Health, Environment, And Inequality In India

Aashish Gupta, University of Pennsylvania

Abstract

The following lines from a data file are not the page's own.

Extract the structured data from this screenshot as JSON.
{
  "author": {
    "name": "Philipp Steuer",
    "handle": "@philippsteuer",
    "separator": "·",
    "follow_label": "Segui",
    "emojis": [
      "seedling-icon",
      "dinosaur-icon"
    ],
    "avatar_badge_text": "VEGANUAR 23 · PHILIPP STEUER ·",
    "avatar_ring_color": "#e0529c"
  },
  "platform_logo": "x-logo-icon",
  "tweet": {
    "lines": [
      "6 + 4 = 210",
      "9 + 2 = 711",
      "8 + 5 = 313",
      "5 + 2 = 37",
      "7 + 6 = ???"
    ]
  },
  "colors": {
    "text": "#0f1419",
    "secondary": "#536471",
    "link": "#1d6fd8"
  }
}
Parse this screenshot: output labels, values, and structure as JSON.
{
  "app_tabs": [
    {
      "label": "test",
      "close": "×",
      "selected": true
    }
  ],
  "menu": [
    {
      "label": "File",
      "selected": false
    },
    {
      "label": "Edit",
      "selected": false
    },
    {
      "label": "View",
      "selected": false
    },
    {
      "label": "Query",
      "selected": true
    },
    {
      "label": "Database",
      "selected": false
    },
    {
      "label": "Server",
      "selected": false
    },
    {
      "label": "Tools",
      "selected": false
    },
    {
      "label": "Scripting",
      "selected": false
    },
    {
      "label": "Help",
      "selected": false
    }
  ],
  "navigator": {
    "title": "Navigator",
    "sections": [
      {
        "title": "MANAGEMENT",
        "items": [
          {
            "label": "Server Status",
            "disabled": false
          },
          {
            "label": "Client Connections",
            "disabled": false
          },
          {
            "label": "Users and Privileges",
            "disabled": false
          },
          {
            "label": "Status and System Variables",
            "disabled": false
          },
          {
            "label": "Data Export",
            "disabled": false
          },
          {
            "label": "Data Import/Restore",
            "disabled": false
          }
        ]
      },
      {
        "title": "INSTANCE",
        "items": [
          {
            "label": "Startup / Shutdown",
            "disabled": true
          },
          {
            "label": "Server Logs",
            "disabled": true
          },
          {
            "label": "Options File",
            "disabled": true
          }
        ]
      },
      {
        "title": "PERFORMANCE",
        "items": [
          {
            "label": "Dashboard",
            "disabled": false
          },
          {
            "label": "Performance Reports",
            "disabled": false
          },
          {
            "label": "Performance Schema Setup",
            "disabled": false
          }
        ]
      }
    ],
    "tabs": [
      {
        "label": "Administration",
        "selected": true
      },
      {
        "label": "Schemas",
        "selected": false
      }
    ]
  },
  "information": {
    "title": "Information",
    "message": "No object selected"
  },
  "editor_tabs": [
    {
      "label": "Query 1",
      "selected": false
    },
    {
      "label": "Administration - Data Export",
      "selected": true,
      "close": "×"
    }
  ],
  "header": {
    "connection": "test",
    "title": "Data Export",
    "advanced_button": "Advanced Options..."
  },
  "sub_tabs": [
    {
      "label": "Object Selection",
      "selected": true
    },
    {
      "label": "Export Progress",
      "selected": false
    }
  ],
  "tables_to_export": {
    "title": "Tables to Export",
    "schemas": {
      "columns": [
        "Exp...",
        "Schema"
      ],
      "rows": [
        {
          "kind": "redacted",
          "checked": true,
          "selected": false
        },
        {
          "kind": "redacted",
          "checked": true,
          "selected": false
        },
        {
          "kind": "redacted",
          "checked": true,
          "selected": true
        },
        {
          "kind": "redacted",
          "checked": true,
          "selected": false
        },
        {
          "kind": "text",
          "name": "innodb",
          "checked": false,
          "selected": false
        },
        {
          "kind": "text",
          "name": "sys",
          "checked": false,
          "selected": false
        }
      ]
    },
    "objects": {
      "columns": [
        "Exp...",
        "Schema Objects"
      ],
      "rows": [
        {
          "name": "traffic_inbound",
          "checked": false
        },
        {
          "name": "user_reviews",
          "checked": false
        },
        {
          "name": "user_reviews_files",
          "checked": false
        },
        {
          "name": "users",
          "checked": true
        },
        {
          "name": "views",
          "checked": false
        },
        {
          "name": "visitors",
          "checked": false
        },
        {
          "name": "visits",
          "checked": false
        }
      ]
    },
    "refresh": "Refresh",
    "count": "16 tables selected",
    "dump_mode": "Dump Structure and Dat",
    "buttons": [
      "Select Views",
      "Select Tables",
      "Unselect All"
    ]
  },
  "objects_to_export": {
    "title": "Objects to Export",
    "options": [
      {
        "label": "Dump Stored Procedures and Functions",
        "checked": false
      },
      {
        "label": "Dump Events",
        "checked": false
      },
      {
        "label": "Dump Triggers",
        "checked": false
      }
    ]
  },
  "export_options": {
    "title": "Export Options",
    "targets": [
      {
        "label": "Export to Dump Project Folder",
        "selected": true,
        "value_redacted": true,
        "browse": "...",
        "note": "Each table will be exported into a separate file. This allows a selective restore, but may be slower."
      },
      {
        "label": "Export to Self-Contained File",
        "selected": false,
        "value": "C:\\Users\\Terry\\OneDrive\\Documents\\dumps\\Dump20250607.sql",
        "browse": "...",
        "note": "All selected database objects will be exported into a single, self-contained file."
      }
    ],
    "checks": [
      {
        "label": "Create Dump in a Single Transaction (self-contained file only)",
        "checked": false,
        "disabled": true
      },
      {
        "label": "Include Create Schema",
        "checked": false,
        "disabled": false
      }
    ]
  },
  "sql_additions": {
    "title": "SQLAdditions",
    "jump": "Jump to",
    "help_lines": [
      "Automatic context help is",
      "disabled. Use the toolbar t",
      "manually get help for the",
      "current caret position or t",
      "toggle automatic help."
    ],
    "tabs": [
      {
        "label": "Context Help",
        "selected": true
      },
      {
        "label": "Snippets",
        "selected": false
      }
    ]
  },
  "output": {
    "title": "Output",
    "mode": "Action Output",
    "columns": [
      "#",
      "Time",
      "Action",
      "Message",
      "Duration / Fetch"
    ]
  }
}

This dissertation makes three scientific contributions to understand the ongoing epidemiological transition in India. The first chapter documents local externalities of solid fuel use for adult lung function. The use of solid fuels for cooking and heating is rooted in poverty and gender inequality within households. However, harms from solid fuel use are more widespread. In neighborhoods with high solid fuel use, the lungs of those who do not use solid fuels can be as obstructed as the lungs of those who use solid fuels. Because it contributes to both infectious disease among children and chronic diseases among adults, the use of solid fuels complicates the epidemiological transition in India. The second chapter observes that Indian infants face higher mortality risks in the summer, monsoon, and winter months compared to the spring months. Using birth history data, the chapter develops an innovative demographic approach which estimates and adjusts infant mortality by calendar month. The chapter highlights that Indian infants face multiple environmental threats that are less salient for a limited period within a year. It finds that although seasonal variation has declined, it remains a concern in rural areas and among more disadvantaged households. The last chapter provides the first estimates of life expectancy by social class in India for the period 1990-2016. It develops methods to directly estimate life tables from survey data. The chapter documents persistent and stark mortality disparities in a period of robust economic growth and changing disease profiles. It finds progress in reducing levels and differentials in child mortality. However, patterns in the working ages are concerning, with slower progress and little reduction in inequality. The three chapters make both substantive and methodological contributions to the study of health and mortality in low- and middle-income countries. They show that addressing social inequalities and environmental risks are essential for population health improvements in India.